    When our existence is outside the noetic field of the push/pull related to life and death “and the tension between the human and divine reality” than we have failed to ground our existence on the truth rather we ground of self that reveal itself as a perverse speculative system, very much reflecting Hegel, Marx, and similar deformations “..of the life of reason through the magic practice of self-divination and self-salvation.” (Voegelin, CW, Vol. 12, Published Essays).Report

    • Rufus in reply to Bob Cheeks says:

      @Bob Cheeks, I’d actually agree with Voegelin on Hegel. I see God in Hegel, but a broken-up and man-based version, that might well be part of “the deculturation of the west”.

      To be fair, Hegel once said, “only one man ever understood what I am saying, and he didn’t really understand.” I can’t say I’m entirely justified in my sense that Hegelian thinking is an ill wind that has blown little good.Report

  3. I think there is a prevailing human tendency across all times, races, and cultures to think of ourselves as “special”. How much this tendency biases our history is endlessly debatable, but I wouldn’t consider it unreasonable (technological advance being implicitly excluded from my model) that my life as a teacher bears more resemblance to that of a teacher in ancient Greece than it does to the life of a farmer or a doctor in 2010.Report

  4. Bob Cheeks says:
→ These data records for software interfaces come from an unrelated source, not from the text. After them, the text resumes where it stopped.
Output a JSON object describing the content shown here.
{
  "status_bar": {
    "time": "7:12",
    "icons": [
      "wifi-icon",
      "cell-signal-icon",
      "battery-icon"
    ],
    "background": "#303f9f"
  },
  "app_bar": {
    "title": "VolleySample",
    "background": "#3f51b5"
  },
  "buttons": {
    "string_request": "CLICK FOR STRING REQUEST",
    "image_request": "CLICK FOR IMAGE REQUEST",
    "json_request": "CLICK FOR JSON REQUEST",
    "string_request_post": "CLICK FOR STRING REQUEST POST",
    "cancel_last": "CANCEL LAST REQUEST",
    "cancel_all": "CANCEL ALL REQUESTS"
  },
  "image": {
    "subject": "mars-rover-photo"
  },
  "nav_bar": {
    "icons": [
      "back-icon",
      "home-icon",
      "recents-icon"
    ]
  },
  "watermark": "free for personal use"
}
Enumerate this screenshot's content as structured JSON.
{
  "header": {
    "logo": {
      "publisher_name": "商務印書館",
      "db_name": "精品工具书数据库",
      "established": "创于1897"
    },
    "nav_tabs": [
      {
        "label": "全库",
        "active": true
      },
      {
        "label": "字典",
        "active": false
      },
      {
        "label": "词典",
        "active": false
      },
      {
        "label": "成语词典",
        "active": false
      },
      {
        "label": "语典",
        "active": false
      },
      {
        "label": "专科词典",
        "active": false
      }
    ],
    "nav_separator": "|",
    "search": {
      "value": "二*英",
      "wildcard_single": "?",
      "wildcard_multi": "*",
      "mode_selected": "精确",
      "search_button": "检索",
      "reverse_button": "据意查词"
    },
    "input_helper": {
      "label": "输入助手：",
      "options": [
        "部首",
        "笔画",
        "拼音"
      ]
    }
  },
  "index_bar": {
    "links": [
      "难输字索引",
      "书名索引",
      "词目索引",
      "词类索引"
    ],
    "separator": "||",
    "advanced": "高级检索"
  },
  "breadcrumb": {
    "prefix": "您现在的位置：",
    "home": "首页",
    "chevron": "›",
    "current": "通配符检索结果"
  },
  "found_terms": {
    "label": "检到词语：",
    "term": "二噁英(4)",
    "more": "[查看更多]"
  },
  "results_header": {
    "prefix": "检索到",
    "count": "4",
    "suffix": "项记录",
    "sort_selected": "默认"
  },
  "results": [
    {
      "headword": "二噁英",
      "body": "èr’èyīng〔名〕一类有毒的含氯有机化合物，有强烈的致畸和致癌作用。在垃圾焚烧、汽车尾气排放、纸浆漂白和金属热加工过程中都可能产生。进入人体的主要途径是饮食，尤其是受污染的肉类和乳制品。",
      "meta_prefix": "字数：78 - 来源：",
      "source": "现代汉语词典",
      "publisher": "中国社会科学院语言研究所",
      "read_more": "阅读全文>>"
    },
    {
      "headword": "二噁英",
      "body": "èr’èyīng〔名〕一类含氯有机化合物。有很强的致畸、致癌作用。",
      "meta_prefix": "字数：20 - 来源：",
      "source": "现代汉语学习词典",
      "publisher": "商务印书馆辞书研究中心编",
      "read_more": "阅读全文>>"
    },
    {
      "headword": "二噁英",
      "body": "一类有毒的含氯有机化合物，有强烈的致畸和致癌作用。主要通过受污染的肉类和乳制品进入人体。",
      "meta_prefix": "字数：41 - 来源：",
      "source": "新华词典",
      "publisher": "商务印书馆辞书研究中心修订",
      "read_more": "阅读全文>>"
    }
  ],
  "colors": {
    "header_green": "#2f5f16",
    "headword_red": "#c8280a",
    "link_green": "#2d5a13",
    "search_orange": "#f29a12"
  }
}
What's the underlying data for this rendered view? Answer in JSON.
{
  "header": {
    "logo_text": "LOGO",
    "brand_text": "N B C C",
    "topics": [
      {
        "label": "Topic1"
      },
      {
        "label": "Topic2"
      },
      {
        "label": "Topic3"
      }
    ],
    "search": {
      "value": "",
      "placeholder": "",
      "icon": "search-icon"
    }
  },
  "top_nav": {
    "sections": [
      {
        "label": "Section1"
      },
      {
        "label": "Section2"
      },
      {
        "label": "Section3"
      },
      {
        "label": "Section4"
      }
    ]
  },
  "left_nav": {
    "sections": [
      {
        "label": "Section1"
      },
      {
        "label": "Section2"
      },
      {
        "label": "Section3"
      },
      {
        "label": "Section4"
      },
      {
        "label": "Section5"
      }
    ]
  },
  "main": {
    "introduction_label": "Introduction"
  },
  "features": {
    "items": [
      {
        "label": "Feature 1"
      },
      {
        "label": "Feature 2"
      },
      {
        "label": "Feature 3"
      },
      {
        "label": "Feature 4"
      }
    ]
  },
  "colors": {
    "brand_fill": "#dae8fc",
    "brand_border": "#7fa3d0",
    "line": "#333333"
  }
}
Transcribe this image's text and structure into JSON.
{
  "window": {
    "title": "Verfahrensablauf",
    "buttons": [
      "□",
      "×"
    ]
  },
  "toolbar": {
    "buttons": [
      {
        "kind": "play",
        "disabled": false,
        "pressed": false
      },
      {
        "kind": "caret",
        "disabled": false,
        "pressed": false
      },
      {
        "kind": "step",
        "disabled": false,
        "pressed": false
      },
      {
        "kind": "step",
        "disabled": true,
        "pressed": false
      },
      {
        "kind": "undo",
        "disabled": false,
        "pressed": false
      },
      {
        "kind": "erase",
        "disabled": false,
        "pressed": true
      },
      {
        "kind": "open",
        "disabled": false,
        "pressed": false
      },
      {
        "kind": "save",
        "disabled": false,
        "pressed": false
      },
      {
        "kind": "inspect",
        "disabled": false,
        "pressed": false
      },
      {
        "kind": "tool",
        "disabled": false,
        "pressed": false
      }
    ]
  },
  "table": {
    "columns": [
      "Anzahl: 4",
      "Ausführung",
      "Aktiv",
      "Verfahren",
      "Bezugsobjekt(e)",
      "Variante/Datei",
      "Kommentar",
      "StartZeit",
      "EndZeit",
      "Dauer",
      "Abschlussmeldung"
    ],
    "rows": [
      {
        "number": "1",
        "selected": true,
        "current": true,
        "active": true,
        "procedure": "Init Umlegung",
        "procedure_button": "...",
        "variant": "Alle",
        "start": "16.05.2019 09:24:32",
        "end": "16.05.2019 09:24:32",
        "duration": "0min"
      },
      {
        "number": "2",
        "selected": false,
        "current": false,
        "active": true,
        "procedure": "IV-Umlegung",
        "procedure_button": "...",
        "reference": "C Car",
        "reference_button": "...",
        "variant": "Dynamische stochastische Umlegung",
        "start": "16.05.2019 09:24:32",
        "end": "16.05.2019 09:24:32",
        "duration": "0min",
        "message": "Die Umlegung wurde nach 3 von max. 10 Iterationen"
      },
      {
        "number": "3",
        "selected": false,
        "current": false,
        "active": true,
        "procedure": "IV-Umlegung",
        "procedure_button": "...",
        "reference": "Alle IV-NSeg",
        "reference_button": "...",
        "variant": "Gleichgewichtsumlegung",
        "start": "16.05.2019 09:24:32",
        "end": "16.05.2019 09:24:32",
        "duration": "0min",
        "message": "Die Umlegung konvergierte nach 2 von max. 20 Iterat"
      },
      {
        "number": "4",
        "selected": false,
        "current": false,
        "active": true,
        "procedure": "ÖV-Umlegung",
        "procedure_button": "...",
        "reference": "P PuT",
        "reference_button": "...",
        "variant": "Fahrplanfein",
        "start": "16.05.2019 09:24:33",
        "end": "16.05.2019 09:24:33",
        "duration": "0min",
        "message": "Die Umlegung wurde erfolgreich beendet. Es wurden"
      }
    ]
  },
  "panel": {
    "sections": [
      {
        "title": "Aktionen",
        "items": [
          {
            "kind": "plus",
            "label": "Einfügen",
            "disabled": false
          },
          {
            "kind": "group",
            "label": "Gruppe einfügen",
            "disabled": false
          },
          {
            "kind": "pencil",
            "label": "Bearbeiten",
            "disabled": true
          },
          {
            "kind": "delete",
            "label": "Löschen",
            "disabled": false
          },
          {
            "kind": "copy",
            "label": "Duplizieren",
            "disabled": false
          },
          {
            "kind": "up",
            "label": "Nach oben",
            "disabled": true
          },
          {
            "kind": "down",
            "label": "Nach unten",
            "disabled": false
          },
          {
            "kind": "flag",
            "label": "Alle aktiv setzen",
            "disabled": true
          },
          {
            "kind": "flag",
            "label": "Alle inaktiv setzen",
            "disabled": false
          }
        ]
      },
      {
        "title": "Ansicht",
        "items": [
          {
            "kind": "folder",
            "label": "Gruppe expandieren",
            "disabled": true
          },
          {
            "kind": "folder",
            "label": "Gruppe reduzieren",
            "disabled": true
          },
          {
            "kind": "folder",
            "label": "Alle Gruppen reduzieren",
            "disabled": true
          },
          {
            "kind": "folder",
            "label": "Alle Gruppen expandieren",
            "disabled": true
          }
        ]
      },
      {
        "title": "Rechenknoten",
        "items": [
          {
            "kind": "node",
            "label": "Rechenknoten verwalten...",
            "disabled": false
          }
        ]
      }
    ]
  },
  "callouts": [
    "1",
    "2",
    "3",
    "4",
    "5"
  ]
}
    You’re right that any analysis of Hegel is an “iffy’ proposition…at least for me. I am far more inclined toward Von Schelling (at least what I know and understand of him) in his rejection of Hegel’s project and his freedom, love, God differentiation of the transcendent.
    Hegel, Voegelin tells us, is understood in the question of ‘Selfs’ and the Death of God which can only occur “in the fullness in “Hegel’s’ system. So, I think, it is here that the ‘deculturation of the West’ reaches something of an apogee in its forward rush through history..the complete hypostatization of the transcendent (the obliteration of God).
    I’ve recently taken to asking Peter Lawler question’s related to Rawls and Rorty along these lines to determine if this ‘deculturation’ continues, this idea of self-salvation is dominent in society, or if there is some other existential movement currently in vogue.
    This was a good piece, Rufus.Report